[Element data from apps and pages]
====================

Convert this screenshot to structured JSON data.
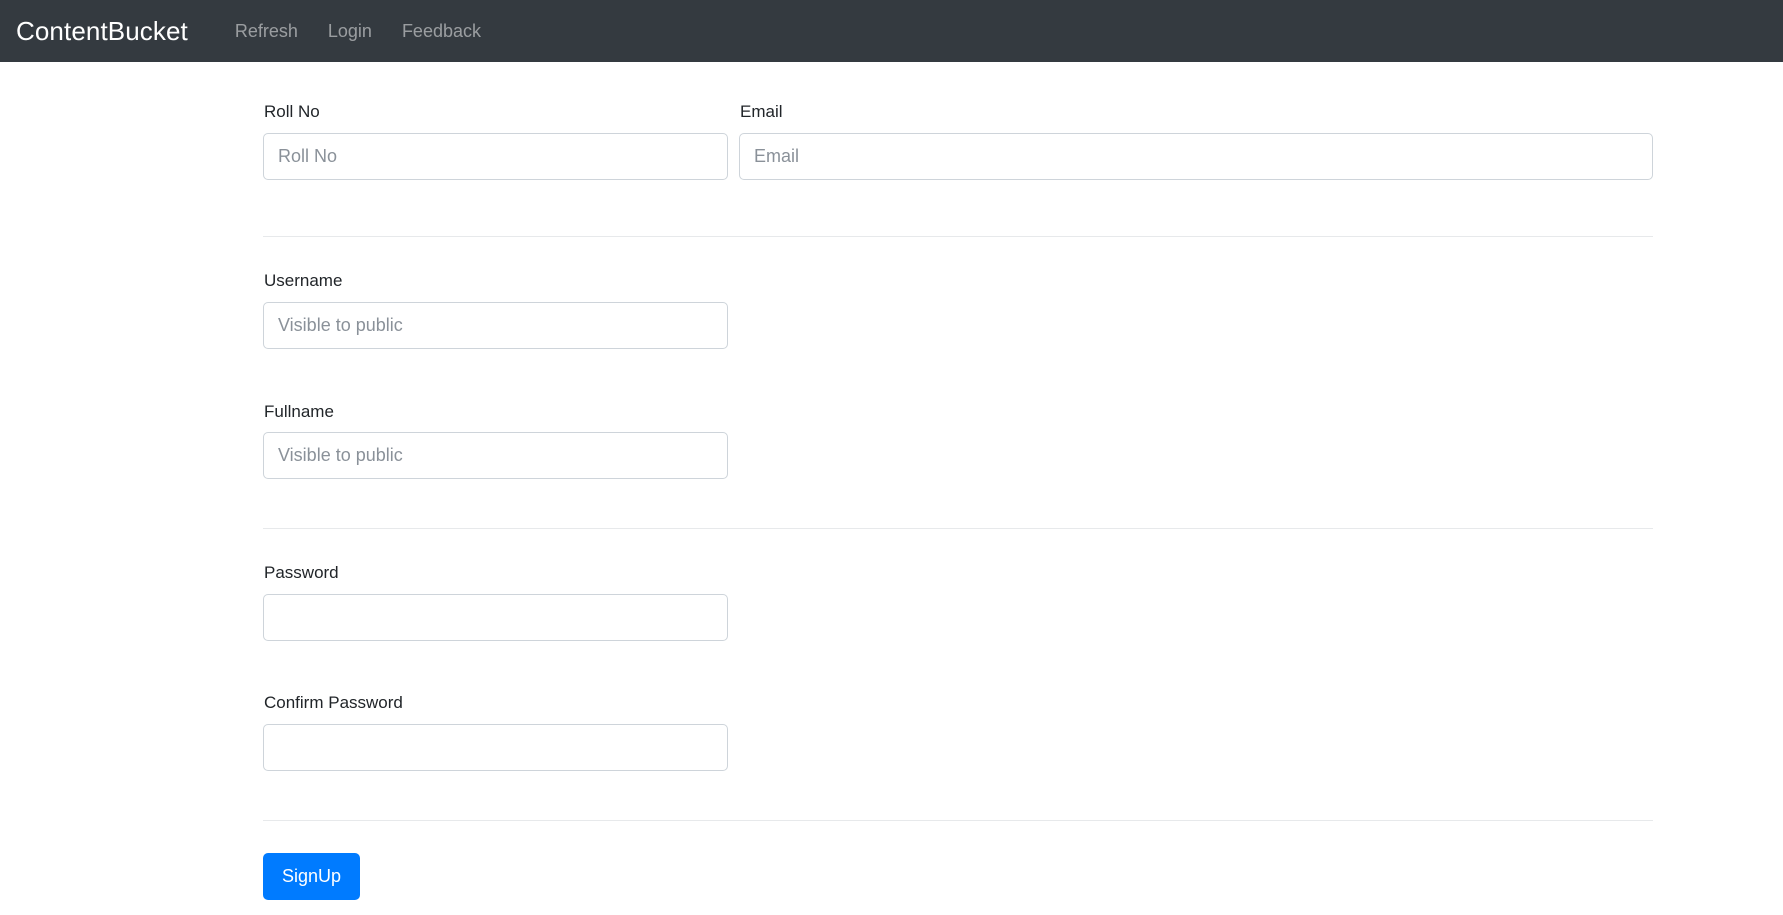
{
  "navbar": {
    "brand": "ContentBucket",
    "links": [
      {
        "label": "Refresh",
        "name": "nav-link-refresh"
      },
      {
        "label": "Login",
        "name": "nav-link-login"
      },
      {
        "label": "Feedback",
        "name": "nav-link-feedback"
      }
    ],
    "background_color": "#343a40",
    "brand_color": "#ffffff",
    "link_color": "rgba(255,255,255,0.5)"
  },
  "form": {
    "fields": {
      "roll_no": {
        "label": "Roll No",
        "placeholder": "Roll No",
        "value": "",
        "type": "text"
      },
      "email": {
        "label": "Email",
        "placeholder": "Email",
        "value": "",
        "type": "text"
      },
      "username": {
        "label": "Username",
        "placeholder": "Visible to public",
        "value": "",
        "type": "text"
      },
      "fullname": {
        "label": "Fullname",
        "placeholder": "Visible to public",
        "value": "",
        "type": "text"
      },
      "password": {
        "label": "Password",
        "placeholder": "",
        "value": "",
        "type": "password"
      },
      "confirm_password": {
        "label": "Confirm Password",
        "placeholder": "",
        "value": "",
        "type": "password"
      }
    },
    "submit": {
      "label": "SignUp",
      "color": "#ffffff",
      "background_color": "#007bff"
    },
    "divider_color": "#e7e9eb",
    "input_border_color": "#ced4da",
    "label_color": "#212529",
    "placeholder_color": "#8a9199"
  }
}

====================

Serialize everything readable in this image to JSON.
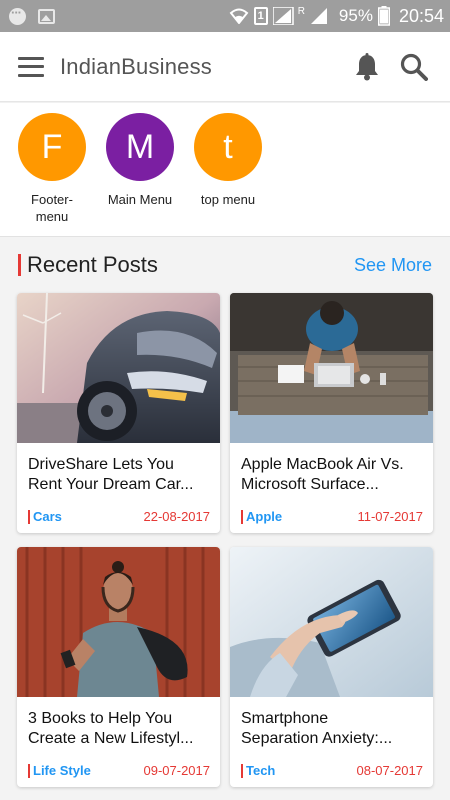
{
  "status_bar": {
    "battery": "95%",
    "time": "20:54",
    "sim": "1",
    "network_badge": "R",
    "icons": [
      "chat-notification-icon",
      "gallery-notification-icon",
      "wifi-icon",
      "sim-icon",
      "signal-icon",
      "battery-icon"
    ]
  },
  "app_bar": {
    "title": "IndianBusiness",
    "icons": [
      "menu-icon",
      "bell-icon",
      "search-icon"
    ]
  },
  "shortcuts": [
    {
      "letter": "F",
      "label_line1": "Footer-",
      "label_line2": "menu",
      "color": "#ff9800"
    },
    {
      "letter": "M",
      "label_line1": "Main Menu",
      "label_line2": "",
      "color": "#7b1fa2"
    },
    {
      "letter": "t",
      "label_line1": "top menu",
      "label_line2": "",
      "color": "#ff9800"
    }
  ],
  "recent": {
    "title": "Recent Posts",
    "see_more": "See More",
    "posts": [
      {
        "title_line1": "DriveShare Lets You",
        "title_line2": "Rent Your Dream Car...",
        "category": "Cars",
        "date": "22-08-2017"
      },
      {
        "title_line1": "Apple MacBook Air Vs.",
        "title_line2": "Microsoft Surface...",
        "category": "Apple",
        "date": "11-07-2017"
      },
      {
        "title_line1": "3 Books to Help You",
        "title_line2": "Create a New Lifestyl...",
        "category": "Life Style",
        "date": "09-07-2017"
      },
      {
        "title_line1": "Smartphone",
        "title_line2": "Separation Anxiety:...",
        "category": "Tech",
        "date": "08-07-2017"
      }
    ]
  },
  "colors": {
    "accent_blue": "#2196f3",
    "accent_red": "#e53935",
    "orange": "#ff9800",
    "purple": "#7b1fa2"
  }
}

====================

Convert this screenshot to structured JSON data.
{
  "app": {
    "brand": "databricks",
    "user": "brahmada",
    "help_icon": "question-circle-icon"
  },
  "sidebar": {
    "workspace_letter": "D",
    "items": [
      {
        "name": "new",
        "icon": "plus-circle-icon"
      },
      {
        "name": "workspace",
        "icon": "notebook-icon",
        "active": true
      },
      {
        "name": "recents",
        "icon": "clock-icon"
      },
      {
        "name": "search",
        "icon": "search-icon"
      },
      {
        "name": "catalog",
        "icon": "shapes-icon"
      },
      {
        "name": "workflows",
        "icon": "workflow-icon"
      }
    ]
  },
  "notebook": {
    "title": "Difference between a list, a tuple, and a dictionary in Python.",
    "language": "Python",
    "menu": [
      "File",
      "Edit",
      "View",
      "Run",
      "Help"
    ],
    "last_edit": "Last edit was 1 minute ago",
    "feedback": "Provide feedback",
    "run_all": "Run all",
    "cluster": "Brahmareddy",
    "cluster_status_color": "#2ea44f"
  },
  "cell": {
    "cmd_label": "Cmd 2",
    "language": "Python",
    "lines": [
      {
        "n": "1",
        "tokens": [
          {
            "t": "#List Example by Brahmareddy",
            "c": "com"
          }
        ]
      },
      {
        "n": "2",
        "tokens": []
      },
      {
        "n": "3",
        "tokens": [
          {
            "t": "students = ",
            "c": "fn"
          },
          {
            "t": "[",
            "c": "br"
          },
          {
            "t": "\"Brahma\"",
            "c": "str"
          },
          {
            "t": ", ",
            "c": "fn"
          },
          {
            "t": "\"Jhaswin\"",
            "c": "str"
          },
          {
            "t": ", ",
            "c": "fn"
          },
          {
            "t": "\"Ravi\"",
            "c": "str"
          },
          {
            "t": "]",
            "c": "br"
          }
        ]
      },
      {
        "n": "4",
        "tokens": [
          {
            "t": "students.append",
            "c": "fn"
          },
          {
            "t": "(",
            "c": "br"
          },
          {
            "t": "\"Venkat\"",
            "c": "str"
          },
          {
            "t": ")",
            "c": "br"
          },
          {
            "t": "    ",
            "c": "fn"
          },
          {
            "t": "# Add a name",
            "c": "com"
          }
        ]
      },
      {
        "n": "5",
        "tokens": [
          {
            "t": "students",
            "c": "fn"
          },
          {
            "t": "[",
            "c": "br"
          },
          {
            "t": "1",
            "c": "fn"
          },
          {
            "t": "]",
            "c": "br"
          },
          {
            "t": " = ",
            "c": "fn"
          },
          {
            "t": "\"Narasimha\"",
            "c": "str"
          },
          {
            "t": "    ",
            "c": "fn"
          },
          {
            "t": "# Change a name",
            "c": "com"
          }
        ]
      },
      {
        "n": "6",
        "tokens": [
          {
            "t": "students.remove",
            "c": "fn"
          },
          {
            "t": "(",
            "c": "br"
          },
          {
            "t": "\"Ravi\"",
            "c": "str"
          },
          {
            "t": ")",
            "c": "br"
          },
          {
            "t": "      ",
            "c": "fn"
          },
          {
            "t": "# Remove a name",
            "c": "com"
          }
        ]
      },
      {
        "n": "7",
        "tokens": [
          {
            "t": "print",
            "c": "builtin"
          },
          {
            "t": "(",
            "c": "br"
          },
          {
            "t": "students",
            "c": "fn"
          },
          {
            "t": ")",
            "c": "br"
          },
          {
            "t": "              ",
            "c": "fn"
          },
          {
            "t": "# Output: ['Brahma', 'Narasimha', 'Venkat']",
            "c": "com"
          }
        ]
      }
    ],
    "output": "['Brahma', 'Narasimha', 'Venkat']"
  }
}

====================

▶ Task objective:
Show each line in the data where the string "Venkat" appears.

▶ Written solution:
            "t": "\"Venkat\"",
            "t": "# Output: ['Brahma', 'Narasimha', 'Venkat']",
    "output": "['Brahma', 'Narasimha', 'Venkat']"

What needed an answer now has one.